- _RECORDS FOR THIS TASK_:
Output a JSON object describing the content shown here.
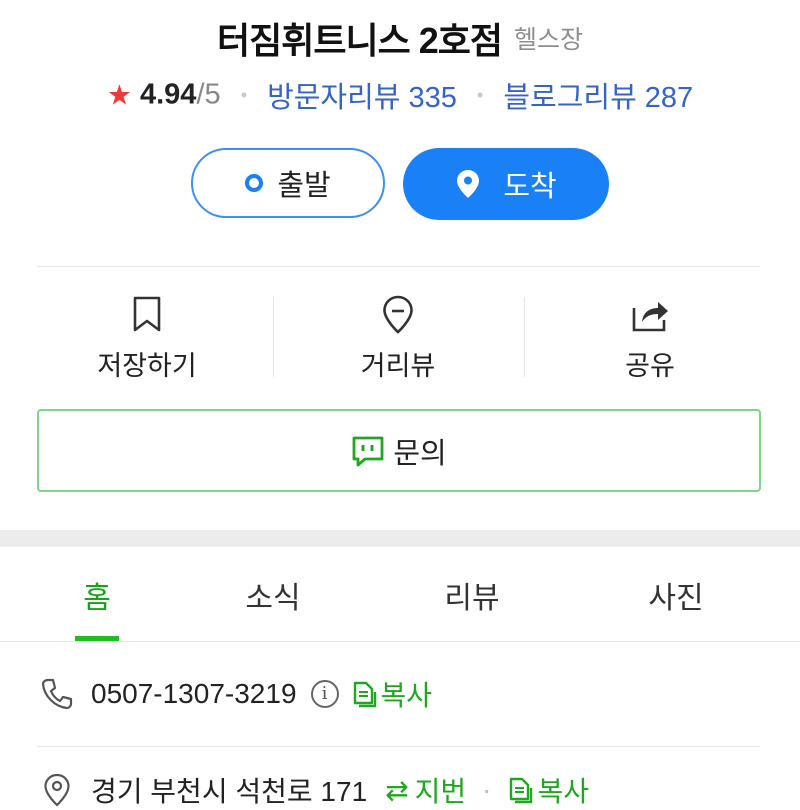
{
  "header": {
    "title": "터짐휘트니스 2호점",
    "category": "헬스장"
  },
  "rating": {
    "star": "★",
    "score": "4.94",
    "max": "/5",
    "visitor_reviews": "방문자리뷰 335",
    "blog_reviews": "블로그리뷰 287"
  },
  "route": {
    "depart_label": "출발",
    "arrive_label": "도착"
  },
  "actions": {
    "save_label": "저장하기",
    "streetview_label": "거리뷰",
    "share_label": "공유"
  },
  "inquiry": {
    "label": "문의"
  },
  "tabs": [
    {
      "label": "홈",
      "active": true
    },
    {
      "label": "소식",
      "active": false
    },
    {
      "label": "리뷰",
      "active": false
    },
    {
      "label": "사진",
      "active": false
    }
  ],
  "info": {
    "phone": "0507-1307-3219",
    "info_glyph": "i",
    "copy_label": "복사",
    "address": "경기 부천시 석천로 171",
    "jibun_label": "지번",
    "address_copy_label": "복사",
    "separator": "·"
  },
  "colors": {
    "accent_blue": "#1a80f5",
    "link_blue": "#3563c7",
    "green": "#1fa81f",
    "star_red": "#ee3a3a"
  },
  "icons": {
    "depart": "ring-icon",
    "arrive": "location-pin-icon",
    "save": "bookmark-icon",
    "streetview": "map-pin-outline-icon",
    "share": "share-icon",
    "inquiry": "chat-icon",
    "phone": "phone-icon",
    "address": "location-icon",
    "copy": "copy-icon",
    "swap": "swap-arrows-icon"
  }
}
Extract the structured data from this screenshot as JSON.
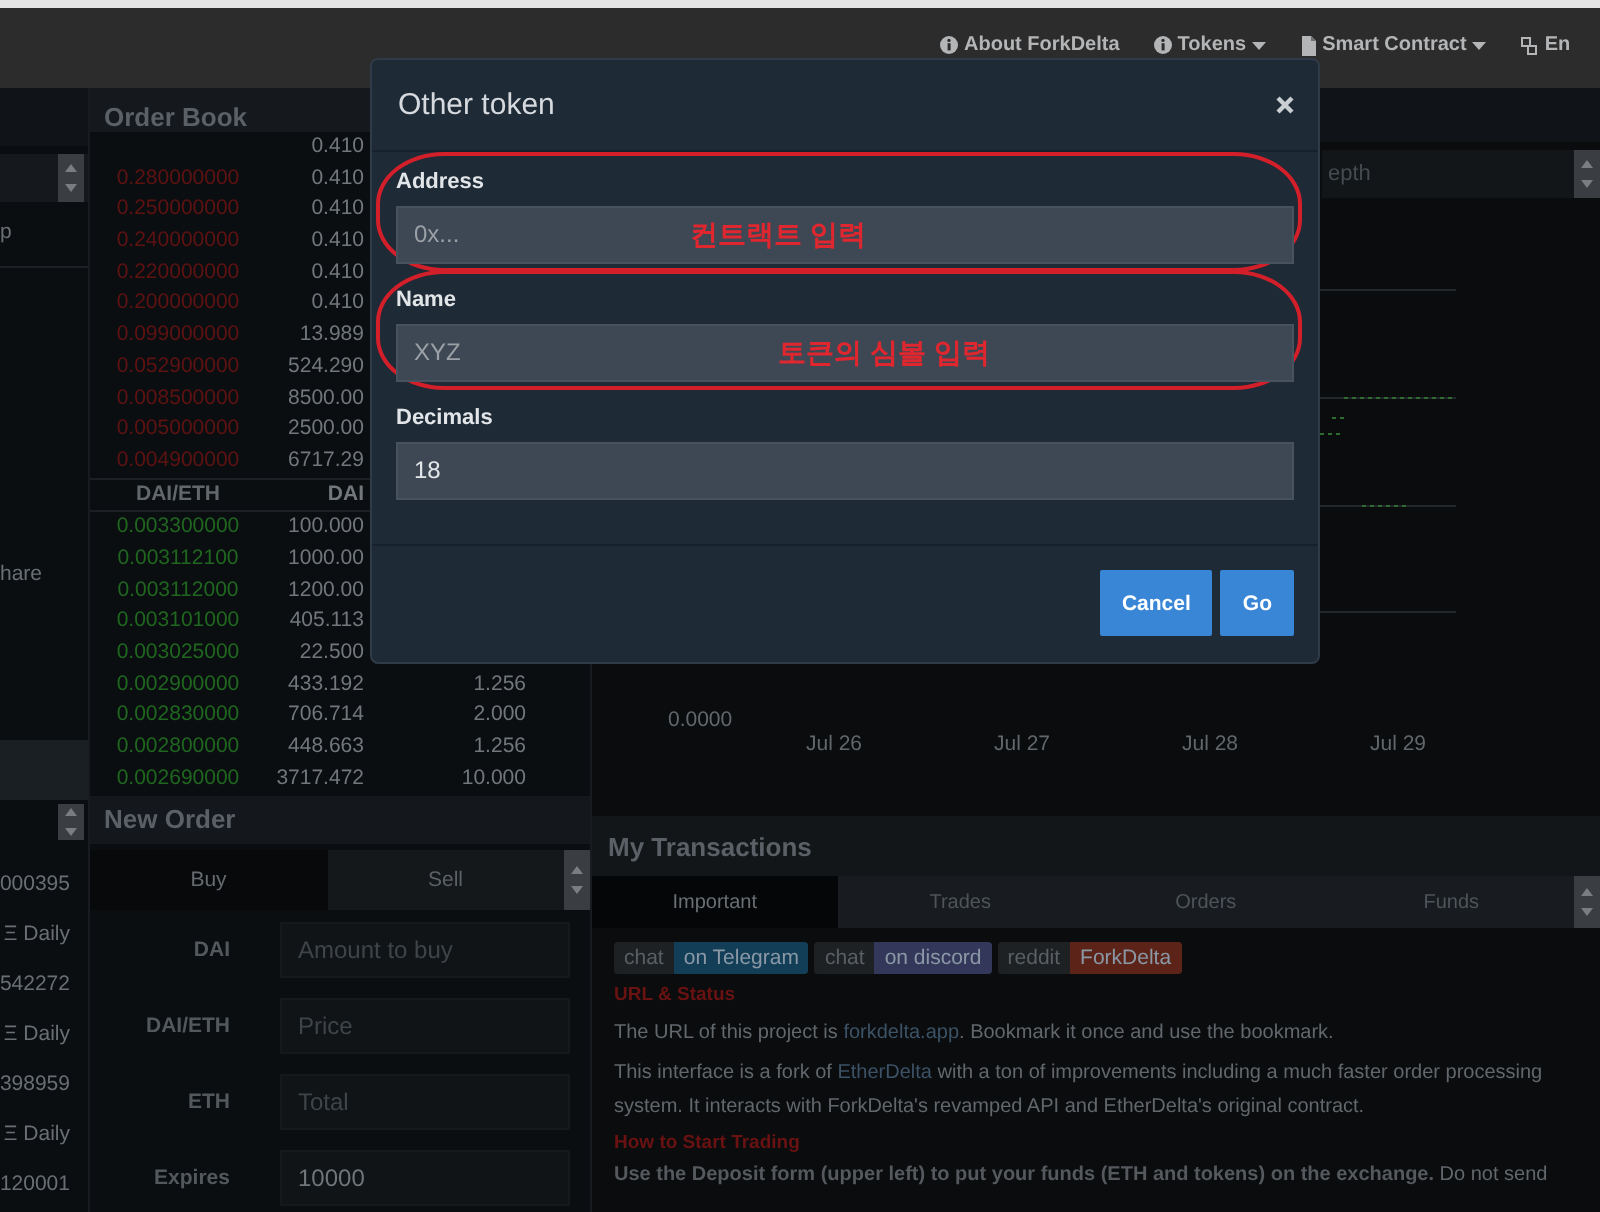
{
  "nav": {
    "items": [
      {
        "label": "About ForkDelta",
        "dropdown": false
      },
      {
        "label": "Tokens",
        "dropdown": true
      },
      {
        "label": "Smart Contract",
        "dropdown": true
      },
      {
        "label": "En",
        "dropdown": false
      }
    ]
  },
  "left_panel": {
    "top_texts": [
      "p",
      "hare"
    ],
    "rows": [
      {
        "value": "000395",
        "period": "Ξ Daily"
      },
      {
        "value": "542272",
        "period": "Ξ Daily"
      },
      {
        "value": "398959",
        "period": "Ξ Daily"
      },
      {
        "value": "120001"
      }
    ]
  },
  "order_book": {
    "title": "Order Book",
    "sell_rows": [
      {
        "amount": "0.410"
      },
      {
        "price": "0.280000000",
        "amount": "0.410"
      },
      {
        "price": "0.250000000",
        "amount": "0.410"
      },
      {
        "price": "0.240000000",
        "amount": "0.410"
      },
      {
        "price": "0.220000000",
        "amount": "0.410"
      },
      {
        "price": "0.200000000",
        "amount": "0.410"
      },
      {
        "price": "0.099000000",
        "amount": "13.989"
      },
      {
        "price": "0.052900000",
        "amount": "524.290"
      },
      {
        "price": "0.008500000",
        "amount": "8500.00"
      },
      {
        "price": "0.005000000",
        "amount": "2500.00"
      },
      {
        "price": "0.004900000",
        "amount": "6717.29"
      }
    ],
    "columns": [
      "DAI/ETH",
      "DAI"
    ],
    "buy_rows": [
      {
        "price": "0.003300000",
        "amount": "100.000"
      },
      {
        "price": "0.003112100",
        "amount": "1000.00"
      },
      {
        "price": "0.003112000",
        "amount": "1200.00"
      },
      {
        "price": "0.003101000",
        "amount": "405.113"
      },
      {
        "price": "0.003025000",
        "amount": "22.500"
      },
      {
        "price": "0.002900000",
        "amount": "433.192",
        "total": "1.256"
      },
      {
        "price": "0.002830000",
        "amount": "706.714",
        "total": "2.000"
      },
      {
        "price": "0.002800000",
        "amount": "448.663",
        "total": "1.256"
      },
      {
        "price": "0.002690000",
        "amount": "3717.472",
        "total": "10.000"
      }
    ]
  },
  "new_order": {
    "title": "New Order",
    "tabs": [
      {
        "label": "Buy",
        "selected": true
      },
      {
        "label": "Sell",
        "selected": false
      }
    ],
    "fields": [
      {
        "label": "DAI",
        "placeholder": "Amount to buy"
      },
      {
        "label": "DAI/ETH",
        "placeholder": "Price"
      },
      {
        "label": "ETH",
        "placeholder": "Total"
      },
      {
        "label": "Expires",
        "value": "10000"
      }
    ]
  },
  "chart": {
    "select_value": "epth",
    "y_label": "0.0000",
    "x_labels": [
      "Jul 26",
      "Jul 27",
      "Jul 28",
      "Jul 29"
    ]
  },
  "transactions": {
    "title": "My Transactions",
    "tabs": [
      {
        "label": "Important",
        "selected": true
      },
      {
        "label": "Trades",
        "selected": false
      },
      {
        "label": "Orders",
        "selected": false
      },
      {
        "label": "Funds",
        "selected": false
      }
    ],
    "badges": [
      {
        "left": "chat",
        "right": "on Telegram",
        "color": "#123f57"
      },
      {
        "left": "chat",
        "right": "on discord",
        "color": "#33385a"
      },
      {
        "left": "reddit",
        "right": "ForkDelta",
        "color": "#5c2418"
      }
    ],
    "content": [
      {
        "kind": "heading",
        "text": "URL & Status"
      },
      {
        "kind": "paragraph",
        "parts": [
          {
            "text": "The URL of this project is "
          },
          {
            "link": "forkdelta.app"
          },
          {
            "text": ". Bookmark it once and use the bookmark."
          }
        ]
      },
      {
        "kind": "paragraph",
        "parts": [
          {
            "text": "This interface is a fork of "
          },
          {
            "link": "EtherDelta"
          },
          {
            "text": " with a ton of improvements including a much faster order processing system. It interacts with ForkDelta's revamped API and EtherDelta's original contract."
          }
        ]
      },
      {
        "kind": "heading",
        "text": "How to Start Trading"
      },
      {
        "kind": "rich",
        "text": "**Use the Deposit form (upper left) to put your funds (ETH and tokens) on the exchange.** Do not send"
      }
    ]
  },
  "modal": {
    "title": "Other token",
    "fields": [
      {
        "label": "Address",
        "placeholder": "0x...",
        "annotation": "컨트랙트 입력"
      },
      {
        "label": "Name",
        "placeholder": "XYZ",
        "annotation": "토큰의 심볼 입력"
      },
      {
        "label": "Decimals",
        "value": "18"
      }
    ],
    "buttons": [
      {
        "label": "Cancel"
      },
      {
        "label": "Go"
      }
    ]
  }
}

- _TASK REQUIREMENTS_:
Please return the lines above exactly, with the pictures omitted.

- _TASK ANSWER_:
Output a JSON object describing the content shown here.
{
  "header": {
    "title": "터짐휘트니스 2호점",
    "category": "헬스장"
  },
  "rating": {
    "star": "★",
    "score": "4.94",
    "max": "/5",
    "visitor_reviews": "방문자리뷰 335",
    "blog_reviews": "블로그리뷰 287"
  },
  "route": {
    "depart_label": "출발",
    "arrive_label": "도착"
  },
  "actions": {
    "save_label": "저장하기",
    "streetview_label": "거리뷰",
    "share_label": "공유"
  },
  "inquiry": {
    "label": "문의"
  },
  "tabs": [
    {
      "label": "홈",
      "active": true
    },
    {
      "label": "소식",
      "active": false
    },
    {
      "label": "리뷰",
      "active": false
    },
    {
      "label": "사진",
      "active": false
    }
  ],
  "info": {
    "phone": "0507-1307-3219",
    "info_glyph": "i",
    "copy_label": "복사",
    "address": "경기 부천시 석천로 171",
    "jibun_label": "지번",
    "address_copy_label": "복사",
    "separator": "·"
  },
  "colors": {
    "accent_blue": "#1a80f5",
    "link_blue": "#3563c7",
    "green": "#1fa81f",
    "star_red": "#ee3a3a"
  },
  "icons": {
    "depart": "ring-icon",
    "arrive": "location-pin-icon",
    "save": "bookmark-icon",
    "streetview": "map-pin-outline-icon",
    "share": "share-icon",
    "inquiry": "chat-icon",
    "phone": "phone-icon",
    "address": "location-icon",
    "copy": "copy-icon",
    "swap": "swap-arrows-icon"
  }
}
Extract the structured data from this screenshot as JSON.
{
  "nav": {
    "items": [
      {
        "label": "About ForkDelta",
        "dropdown": false
      },
      {
        "label": "Tokens",
        "dropdown": true
      },
      {
        "label": "Smart Contract",
        "dropdown": true
      },
      {
        "label": "En",
        "dropdown": false
      }
    ]
  },
  "left_panel": {
    "top_texts": [
      "p",
      "hare"
    ],
    "rows": [
      {
        "value": "000395",
        "period": "Ξ Daily"
      },
      {
        "value": "542272",
        "period": "Ξ Daily"
      },
      {
        "value": "398959",
        "period": "Ξ Daily"
      },
      {
        "value": "120001"
      }
    ]
  },
  "order_book": {
    "title": "Order Book",
    "sell_rows": [
      {
        "amount": "0.410"
      },
      {
        "price": "0.280000000",
        "amount": "0.410"
      },
      {
        "price": "0.250000000",
        "amount": "0.410"
      },
      {
        "price": "0.240000000",
        "amount": "0.410"
      },
      {
        "price": "0.220000000",
        "amount": "0.410"
      },
      {
        "price": "0.200000000",
        "amount": "0.410"
      },
      {
        "price": "0.099000000",
        "amount": "13.989"
      },
      {
        "price": "0.052900000",
        "amount": "524.290"
      },
      {
        "price": "0.008500000",
        "amount": "8500.00"
      },
      {
        "price": "0.005000000",
        "amount": "2500.00"
      },
      {
        "price": "0.004900000",
        "amount": "6717.29"
      }
    ],
    "columns": [
      "DAI/ETH",
      "DAI"
    ],
    "buy_rows": [
      {
        "price": "0.003300000",
        "amount": "100.000"
      },
      {
        "price": "0.003112100",
        "amount": "1000.00"
      },
      {
        "price": "0.003112000",
        "amount": "1200.00"
      },
      {
        "price": "0.003101000",
        "amount": "405.113"
      },
      {
        "price": "0.003025000",
        "amount": "22.500"
      },
      {
        "price": "0.002900000",
        "amount": "433.192",
        "total": "1.256"
      },
      {
        "price": "0.002830000",
        "amount": "706.714",
        "total": "2.000"
      },
      {
        "price": "0.002800000",
        "amount": "448.663",
        "total": "1.256"
      },
      {
        "price": "0.002690000",
        "amount": "3717.472",
        "total": "10.000"
      }
    ]
  },
  "new_order": {
    "title": "New Order",
    "tabs": [
      {
        "label": "Buy",
        "selected": true
      },
      {
        "label": "Sell",
        "selected": false
      }
    ],
    "fields": [
      {
        "label": "DAI",
        "placeholder": "Amount to buy"
      },
      {
        "label": "DAI/ETH",
        "placeholder": "Price"
      },
      {
        "label": "ETH",
        "placeholder": "Total"
      },
      {
        "label": "Expires",
        "value": "10000"
      }
    ]
  },
  "chart": {
    "select_value": "epth",
    "y_label": "0.0000",
    "x_labels": [
      "Jul 26",
      "Jul 27",
      "Jul 28",
      "Jul 29"
    ]
  },
  "transactions": {
    "title": "My Transactions",
    "tabs": [
      {
        "label": "Important",
        "selected": true
      },
      {
        "label": "Trades",
        "selected": false
      },
      {
        "label": "Orders",
        "selected": false
      },
      {
        "label": "Funds",
        "selected": false
      }
    ],
    "badges": [
      {
        "left": "chat",
        "right": "on Telegram",
        "color": "#123f57"
      },
      {
        "left": "chat",
        "right": "on discord",
        "color": "#33385a"
      },
      {
        "left": "reddit",
        "right": "ForkDelta",
        "color": "#5c2418"
      }
    ],
    "content": [
      {
        "kind": "heading",
        "text": "URL & Status"
      },
      {
        "kind": "paragraph",
        "parts": [
          {
            "text": "The URL of this project is "
          },
          {
            "link": "forkdelta.app"
          },
          {
            "text": ". Bookmark it once and use the bookmark."
          }
        ]
      },
      {
        "kind": "paragraph",
        "parts": [
          {
            "text": "This interface is a fork of "
          },
          {
            "link": "EtherDelta"
          },
          {
            "text": " with a ton of improvements including a much faster order processing system. It interacts with ForkDelta's revamped API and EtherDelta's original contract."
          }
        ]
      },
      {
        "kind": "heading",
        "text": "How to Start Trading"
      },
      {
        "kind": "rich",
        "text": "**Use the Deposit form (upper left) to put your funds (ETH and tokens) on the exchange.** Do not send"
      }
    ]
  },
  "modal": {
    "title": "Other token",
    "fields": [
      {
        "label": "Address",
        "placeholder": "0x...",
        "annotation": "컨트랙트 입력"
      },
      {
        "label": "Name",
        "placeholder": "XYZ",
        "annotation": "토큰의 심볼 입력"
      },
      {
        "label": "Decimals",
        "value": "18"
      }
    ],
    "buttons": [
      {
        "label": "Cancel"
      },
      {
        "label": "Go"
      }
    ]
  }
}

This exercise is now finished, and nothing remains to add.